Foreseeing a future that is already here. If you have not as yet entertained your own thinking as to how your life will play out in a longevity society, there are design thinkers out there doing inspiring things that you might want to watch. Under the assumption that you accept a pure concept of career as being your life’s journey, let me go so far as to say that design thinking is the best way to project yourself into your future, call it aging with foresight.
Design thinking for aging in a longevity society encompasses many themes; from how we will augment a healthier life, to how we will satisfy options to work and play differently, to how we will make a home and extended community liveable, long enough to sustain independence and social interaction. Fulfilling all this are thousands of new programs, products and services emerging on the market or in the pipeline under development.
Pay attention. It’s no longer enough simply to site demographic statistics and projections of an aging world by the year 2030. Our individual contributions to ongoing conversations – about the challenges or uncertainties of an “older me” future, that looks too far off to plan for – do matter if we hope to benefit from the current design thinking of others.
You might ask – what is design thinking anyway?
If you start by looking at it from a business context, one of the descriptions best spelled out is by Jon Kolko in his Sept. 2015 HBR article – Design Thinking Comes of Age. How appropriate a title for here.
Kolko says, “A set of principles collectively known as design thinking—empathy with users, a discipline of prototyping, and tolerance for failure chief among them—is the best tool we have for creating those kinds of interactions and developing a responsive, flexible organizational culture.”

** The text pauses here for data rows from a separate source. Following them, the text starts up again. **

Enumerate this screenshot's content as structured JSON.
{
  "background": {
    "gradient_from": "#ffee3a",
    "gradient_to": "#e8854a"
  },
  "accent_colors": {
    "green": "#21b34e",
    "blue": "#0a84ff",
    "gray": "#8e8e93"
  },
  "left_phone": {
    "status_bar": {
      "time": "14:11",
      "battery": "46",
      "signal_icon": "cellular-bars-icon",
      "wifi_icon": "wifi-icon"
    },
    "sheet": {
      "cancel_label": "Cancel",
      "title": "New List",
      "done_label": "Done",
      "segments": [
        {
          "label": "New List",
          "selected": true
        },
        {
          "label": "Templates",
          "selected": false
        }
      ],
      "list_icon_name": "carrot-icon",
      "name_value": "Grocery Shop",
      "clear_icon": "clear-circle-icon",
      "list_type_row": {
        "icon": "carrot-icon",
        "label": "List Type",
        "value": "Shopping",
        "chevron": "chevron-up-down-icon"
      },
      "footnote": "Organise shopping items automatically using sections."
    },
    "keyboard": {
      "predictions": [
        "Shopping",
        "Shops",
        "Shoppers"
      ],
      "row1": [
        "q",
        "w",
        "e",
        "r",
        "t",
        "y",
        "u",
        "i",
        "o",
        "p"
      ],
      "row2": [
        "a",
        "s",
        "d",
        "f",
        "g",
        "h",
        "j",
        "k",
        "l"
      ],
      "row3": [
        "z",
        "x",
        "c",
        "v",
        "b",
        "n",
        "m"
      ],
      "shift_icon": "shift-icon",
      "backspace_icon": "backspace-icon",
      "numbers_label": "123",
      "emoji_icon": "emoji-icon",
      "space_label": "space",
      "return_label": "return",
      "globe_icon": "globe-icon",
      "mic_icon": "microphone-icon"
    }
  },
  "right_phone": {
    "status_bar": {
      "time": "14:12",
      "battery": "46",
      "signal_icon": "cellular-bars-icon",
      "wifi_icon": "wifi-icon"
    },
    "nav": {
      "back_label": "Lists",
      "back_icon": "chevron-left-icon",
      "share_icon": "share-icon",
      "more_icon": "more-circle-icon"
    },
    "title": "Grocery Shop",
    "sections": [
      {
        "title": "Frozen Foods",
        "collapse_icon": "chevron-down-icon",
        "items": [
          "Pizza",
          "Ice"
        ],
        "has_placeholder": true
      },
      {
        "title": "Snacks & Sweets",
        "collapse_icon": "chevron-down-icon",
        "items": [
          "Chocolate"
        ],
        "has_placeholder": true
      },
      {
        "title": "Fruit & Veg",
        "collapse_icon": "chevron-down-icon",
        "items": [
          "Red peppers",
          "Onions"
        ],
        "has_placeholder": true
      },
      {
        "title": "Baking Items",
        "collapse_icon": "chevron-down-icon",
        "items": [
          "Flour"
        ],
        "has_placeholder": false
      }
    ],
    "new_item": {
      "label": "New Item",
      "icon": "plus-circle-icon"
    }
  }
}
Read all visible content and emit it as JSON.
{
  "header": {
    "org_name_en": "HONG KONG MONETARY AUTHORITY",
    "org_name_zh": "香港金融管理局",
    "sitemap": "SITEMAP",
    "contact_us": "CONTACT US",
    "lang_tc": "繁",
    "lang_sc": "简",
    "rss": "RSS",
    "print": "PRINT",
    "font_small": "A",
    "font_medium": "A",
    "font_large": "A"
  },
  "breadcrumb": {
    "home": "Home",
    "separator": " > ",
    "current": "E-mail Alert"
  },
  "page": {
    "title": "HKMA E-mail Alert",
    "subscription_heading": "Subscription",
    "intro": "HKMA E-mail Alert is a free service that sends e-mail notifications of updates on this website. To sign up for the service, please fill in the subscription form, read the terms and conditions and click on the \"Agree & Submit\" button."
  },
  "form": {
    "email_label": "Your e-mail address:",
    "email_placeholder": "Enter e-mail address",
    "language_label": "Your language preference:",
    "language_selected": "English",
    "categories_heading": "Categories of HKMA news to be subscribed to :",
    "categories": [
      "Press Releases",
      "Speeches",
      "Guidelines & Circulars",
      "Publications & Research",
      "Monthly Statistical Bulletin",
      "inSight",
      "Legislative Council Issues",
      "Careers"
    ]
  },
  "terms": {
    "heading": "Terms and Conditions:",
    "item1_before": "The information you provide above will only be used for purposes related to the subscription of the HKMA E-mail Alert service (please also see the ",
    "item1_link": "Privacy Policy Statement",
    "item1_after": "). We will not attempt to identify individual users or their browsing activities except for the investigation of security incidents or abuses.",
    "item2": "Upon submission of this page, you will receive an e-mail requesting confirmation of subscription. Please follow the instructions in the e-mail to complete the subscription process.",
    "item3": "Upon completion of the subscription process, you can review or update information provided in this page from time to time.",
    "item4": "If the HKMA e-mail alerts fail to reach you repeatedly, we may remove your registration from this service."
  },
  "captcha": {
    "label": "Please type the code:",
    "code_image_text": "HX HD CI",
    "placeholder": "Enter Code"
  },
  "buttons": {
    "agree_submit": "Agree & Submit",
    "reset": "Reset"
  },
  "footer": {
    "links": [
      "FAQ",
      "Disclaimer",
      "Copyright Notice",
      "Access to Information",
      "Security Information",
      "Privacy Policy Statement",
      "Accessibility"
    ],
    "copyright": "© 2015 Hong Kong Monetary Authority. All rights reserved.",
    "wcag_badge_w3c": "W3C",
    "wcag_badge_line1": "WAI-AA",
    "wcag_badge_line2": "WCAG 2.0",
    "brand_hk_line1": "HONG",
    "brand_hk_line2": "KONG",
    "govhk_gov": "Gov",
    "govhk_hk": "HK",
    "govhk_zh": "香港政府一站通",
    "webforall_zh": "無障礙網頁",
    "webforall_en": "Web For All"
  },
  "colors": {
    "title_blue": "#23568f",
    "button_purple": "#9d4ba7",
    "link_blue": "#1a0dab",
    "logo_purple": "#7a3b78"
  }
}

Replace organizational culture with “community culture” or “family culture” then see how, if you allow yourself to be a design thinker on a topic of concern like design for “aging in place”, you will start with applying empathy with users. This might even be based on someone older you already know who is struggling with meeting that desire for sustaining independence and social interaction. What would you want that design to look like for you? Only fourteen years until 2030!
Last week a March 4th Globe & Mail article (Housing Solutions for an Aging Population) by Sharon Crowther, highlighted all the dimensions of design thinking in a Canadian example related to aging in place. As you will see in this story, the key lesson is in how collaborations work; in this case, the University of Calgary Faculty of Environmental Design and Faculty of Medicine joined the Institute for Public Health in this project.
Pay attention again. This G& M article also has a message for businesses – house builders, realtors, home renovators and home & health care professionals. The University of Calgary initiative has received feedback from these people as well as user groups (seniors and their families). This only suggests that opportunity is knocking – and we are all asked to answer as design thinkers, for our future that is already here.
As Jon Kolko says, “design thinking is an essential tool for simplifying and humanizing”. This is exactly the outlook we need, as we think out the possibilities in a longevity society. High praise to those who are designing and collaborating on many fronts to take us from the “way we were” in our view of aging to a new “how we might be”.